**** DATA LISTING ****

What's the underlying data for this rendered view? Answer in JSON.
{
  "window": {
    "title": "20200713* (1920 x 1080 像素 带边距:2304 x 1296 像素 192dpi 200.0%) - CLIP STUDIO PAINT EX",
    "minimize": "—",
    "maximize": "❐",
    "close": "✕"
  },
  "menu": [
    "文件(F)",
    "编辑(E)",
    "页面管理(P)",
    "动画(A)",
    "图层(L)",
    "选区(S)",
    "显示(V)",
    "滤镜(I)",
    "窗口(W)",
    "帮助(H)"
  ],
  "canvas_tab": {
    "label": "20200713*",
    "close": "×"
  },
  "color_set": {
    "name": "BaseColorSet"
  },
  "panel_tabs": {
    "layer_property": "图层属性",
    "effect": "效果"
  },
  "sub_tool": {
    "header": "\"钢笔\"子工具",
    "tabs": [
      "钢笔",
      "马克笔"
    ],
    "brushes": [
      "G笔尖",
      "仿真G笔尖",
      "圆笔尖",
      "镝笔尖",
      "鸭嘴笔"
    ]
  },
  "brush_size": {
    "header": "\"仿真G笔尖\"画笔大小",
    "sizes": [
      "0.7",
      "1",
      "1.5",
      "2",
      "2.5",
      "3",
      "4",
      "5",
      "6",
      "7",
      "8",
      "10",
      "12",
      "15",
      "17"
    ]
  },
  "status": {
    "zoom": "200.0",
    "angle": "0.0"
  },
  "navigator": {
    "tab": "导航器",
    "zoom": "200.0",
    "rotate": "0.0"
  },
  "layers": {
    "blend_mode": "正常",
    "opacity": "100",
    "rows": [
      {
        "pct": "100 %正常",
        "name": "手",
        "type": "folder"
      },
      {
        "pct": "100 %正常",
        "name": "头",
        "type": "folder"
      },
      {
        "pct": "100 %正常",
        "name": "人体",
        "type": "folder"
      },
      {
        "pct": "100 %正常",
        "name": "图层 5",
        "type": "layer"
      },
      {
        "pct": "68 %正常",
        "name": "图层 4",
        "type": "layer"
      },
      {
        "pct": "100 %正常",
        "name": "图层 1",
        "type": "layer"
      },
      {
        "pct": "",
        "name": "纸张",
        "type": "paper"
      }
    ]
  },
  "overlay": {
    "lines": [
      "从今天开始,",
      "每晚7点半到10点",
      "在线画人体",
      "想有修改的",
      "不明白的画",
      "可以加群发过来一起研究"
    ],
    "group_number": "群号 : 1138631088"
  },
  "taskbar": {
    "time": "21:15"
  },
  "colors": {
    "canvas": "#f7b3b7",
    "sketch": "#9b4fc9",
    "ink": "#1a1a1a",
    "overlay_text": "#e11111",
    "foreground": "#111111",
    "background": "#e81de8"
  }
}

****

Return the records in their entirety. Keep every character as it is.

EXERCISE SOLUTION:
What's the underlying data for this rendered view? Answer in JSON.
{
  "window": {
    "title": "20200713* (1920 x 1080 像素 带边距:2304 x 1296 像素 192dpi 200.0%) - CLIP STUDIO PAINT EX",
    "minimize": "—",
    "maximize": "❐",
    "close": "✕"
  },
  "menu": [
    "文件(F)",
    "编辑(E)",
    "页面管理(P)",
    "动画(A)",
    "图层(L)",
    "选区(S)",
    "显示(V)",
    "滤镜(I)",
    "窗口(W)",
    "帮助(H)"
  ],
  "canvas_tab": {
    "label": "20200713*",
    "close": "×"
  },
  "color_set": {
    "name": "BaseColorSet"
  },
  "panel_tabs": {
    "layer_property": "图层属性",
    "effect": "效果"
  },
  "sub_tool": {
    "header": "\"钢笔\"子工具",
    "tabs": [
      "钢笔",
      "马克笔"
    ],
    "brushes": [
      "G笔尖",
      "仿真G笔尖",
      "圆笔尖",
      "镝笔尖",
      "鸭嘴笔"
    ]
  },
  "brush_size": {
    "header": "\"仿真G笔尖\"画笔大小",
    "sizes": [
      "0.7",
      "1",
      "1.5",
      "2",
      "2.5",
      "3",
      "4",
      "5",
      "6",
      "7",
      "8",
      "10",
      "12",
      "15",
      "17"
    ]
  },
  "status": {
    "zoom": "200.0",
    "angle": "0.0"
  },
  "navigator": {
    "tab": "导航器",
    "zoom": "200.0",
    "rotate": "0.0"
  },
  "layers": {
    "blend_mode": "正常",
    "opacity": "100",
    "rows": [
      {
        "pct": "100 %正常",
        "name": "手",
        "type": "folder"
      },
      {
        "pct": "100 %正常",
        "name": "头",
        "type": "folder"
      },
      {
        "pct": "100 %正常",
        "name": "人体",
        "type": "folder"
      },
      {
        "pct": "100 %正常",
        "name": "图层 5",
        "type": "layer"
      },
      {
        "pct": "68 %正常",
        "name": "图层 4",
        "type": "layer"
      },
      {
        "pct": "100 %正常",
        "name": "图层 1",
        "type": "layer"
      },
      {
        "pct": "",
        "name": "纸张",
        "type": "paper"
      }
    ]
  },
  "overlay": {
    "lines": [
      "从今天开始,",
      "每晚7点半到10点",
      "在线画人体",
      "想有修改的",
      "不明白的画",
      "可以加群发过来一起研究"
    ],
    "group_number": "群号 : 1138631088"
  },
  "taskbar": {
    "time": "21:15"
  },
  "colors": {
    "canvas": "#f7b3b7",
    "sketch": "#9b4fc9",
    "ink": "#1a1a1a",
    "overlay_text": "#e11111",
    "foreground": "#111111",
    "background": "#e81de8"
  }
}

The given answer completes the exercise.